Can You Spot What's Wrong With This Pool Safety Poster?

June 28th 2016

Tricia Tongco

Can you spot what's wrong with this American Red Cross poster on pool safety?

According to labels of "cool" and "not cool," a disproportionate number of black, brown and non-white children are depicted as not following the rules at the pool while the only people shown as examples of appropriate pool behavior are white. 

Margaret Sawyer, the former executive director of the Mixteco/Indigena Community Organizing Project and one of the poster's most vocal critics, told KUSA:

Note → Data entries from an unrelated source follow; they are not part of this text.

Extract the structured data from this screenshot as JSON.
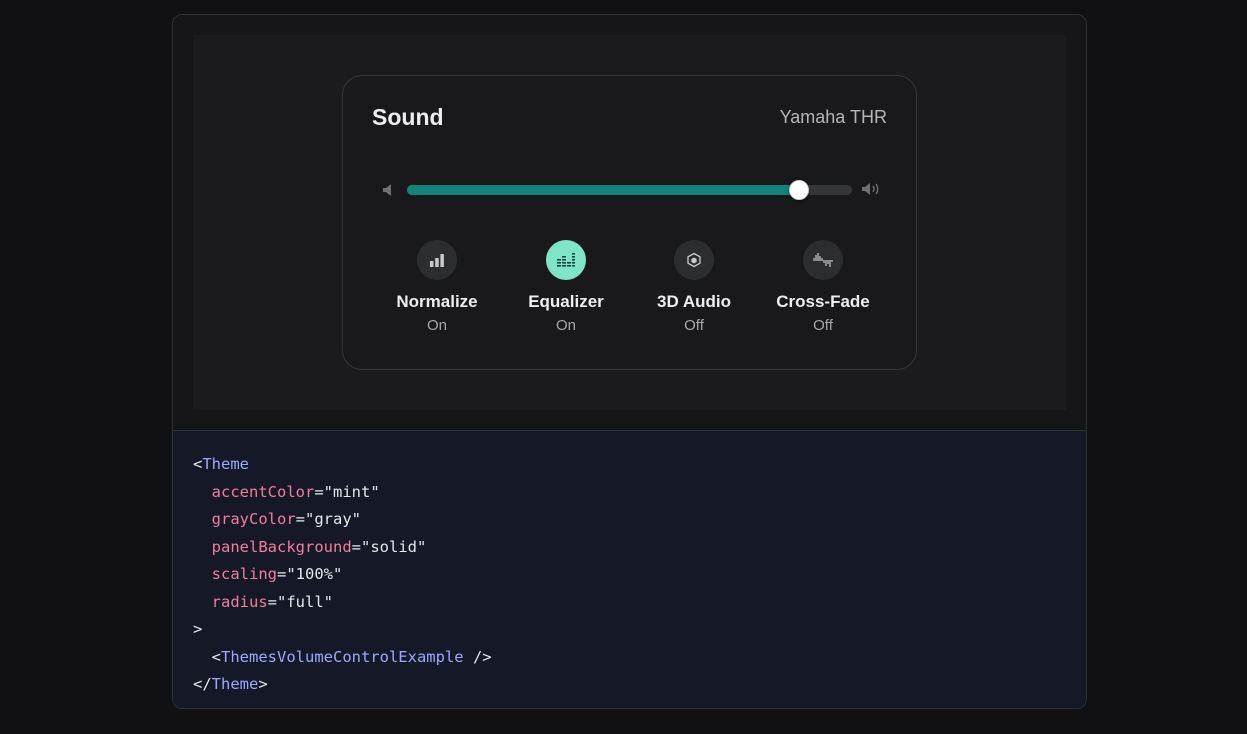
{
  "card": {
    "title": "Sound",
    "device": "Yamaha THR"
  },
  "volume": {
    "value_percent": 88,
    "low_icon": "speaker-low-icon",
    "high_icon": "speaker-high-icon"
  },
  "toggles": [
    {
      "label": "Normalize",
      "state": "On",
      "icon": "bar-chart-icon",
      "active": false
    },
    {
      "label": "Equalizer",
      "state": "On",
      "icon": "equalizer-icon",
      "active": true
    },
    {
      "label": "3D Audio",
      "state": "Off",
      "icon": "cube-icon",
      "active": false
    },
    {
      "label": "Cross-Fade",
      "state": "Off",
      "icon": "waveform-icon",
      "active": false
    }
  ],
  "code": {
    "open_tag": "Theme",
    "attrs": [
      {
        "name": "accentColor",
        "value": "\"mint\""
      },
      {
        "name": "grayColor",
        "value": "\"gray\""
      },
      {
        "name": "panelBackground",
        "value": "\"solid\""
      },
      {
        "name": "scaling",
        "value": "\"100%\""
      },
      {
        "name": "radius",
        "value": "\"full\""
      }
    ],
    "child_tag": "ThemesVolumeControlExample",
    "close_tag": "Theme"
  },
  "colors": {
    "accent": "#12847a",
    "accent_light": "#7ee5c9",
    "code_tag": "#9aa9ff",
    "code_attr": "#f47c9e"
  }
}
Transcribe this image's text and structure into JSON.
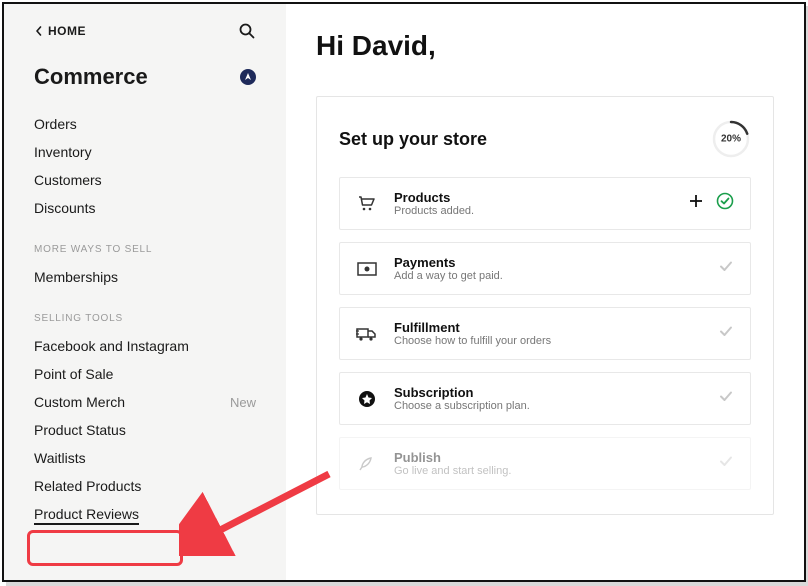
{
  "sidebar": {
    "home": "HOME",
    "title": "Commerce",
    "sections": {
      "primary": [
        {
          "label": "Orders"
        },
        {
          "label": "Inventory"
        },
        {
          "label": "Customers"
        },
        {
          "label": "Discounts"
        }
      ],
      "moreWaysHeading": "MORE WAYS TO SELL",
      "moreWays": [
        {
          "label": "Memberships"
        }
      ],
      "sellingHeading": "SELLING TOOLS",
      "selling": [
        {
          "label": "Facebook and Instagram"
        },
        {
          "label": "Point of Sale"
        },
        {
          "label": "Custom Merch",
          "badge": "New"
        },
        {
          "label": "Product Status"
        },
        {
          "label": "Waitlists"
        },
        {
          "label": "Related Products"
        },
        {
          "label": "Product Reviews"
        }
      ]
    }
  },
  "main": {
    "greeting": "Hi David,",
    "panel": {
      "title": "Set up your store",
      "progressLabel": "20%",
      "progressValue": 20,
      "steps": [
        {
          "title": "Products",
          "sub": "Products added.",
          "done": true,
          "addable": true
        },
        {
          "title": "Payments",
          "sub": "Add a way to get paid."
        },
        {
          "title": "Fulfillment",
          "sub": "Choose how to fulfill your orders"
        },
        {
          "title": "Subscription",
          "sub": "Choose a subscription plan."
        },
        {
          "title": "Publish",
          "sub": "Go live and start selling.",
          "disabled": true
        }
      ]
    }
  }
}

"I thought 'It must be really outdated. This can't possibly be a recent poster'...I saw this one and I just kept thinking 'It looks like they're trying to do something here that shows all kids together of all different backgrounds but they're clearly not hitting the mark.'"

On Monday,The American Red Cross apologized for the poster and said that they have ceased distribution of the poster and removed it from its website and mobile app. 

Public pools have been at the center of racial discrimination throughout America's history. 

In June 2015, a video was released of a white police officer in McKinney, Texas breaking up a pool party by pointing his gun at black teens and pinning a black teenage girl to the ground.  

During the same month, after a minor breach of pool rules regarding proper swimming attire, Ohio police pepper sprayed a young black girl, and a 12-year-old girl claimed an officer fractured her jaw and broke her ribs in the altercation.

After the McKinney incident, Jeff Witse, an associate professor of history at the University of Montana and author of the book "Contested Waters: A Social History of Swimming Pool in America," wrote in an essay for the Washington Post:

We do not see this type of behavior in other public spaces such as parks. Why do swimming pools bring out the worst in people?

Part of the answer has to do with the uniqueness of swimming pools as physical spaces. They are visually and socially intimate. Swimmers gaze upon one another’s nearly naked bodies, lie in the sun next to one another, navigate through crowded water and flirt. This type of contact and interaction piques social anxieties and exposes the lack of trust and understanding between people of different social classes...

Swimming with others in a pool means accepting them as part of the same community precisely because the interaction is so intimate and sociable. Conversely, excluding someone or some group from a pool effectively defines them as social others—as excluded from the community.

The racist stereotyping present in the Red Cross poster extend far beyond the space of a public pool – Stanford research has shown that teachers are more likely to label black students as troublemakers.

While the poster has been removed from physical and online spaces, the fact that the poster was even distributed in the first place reveals the unconscious racist bias that people associate with children of color, pool or no pool, and all the dangerous consequences that come with it.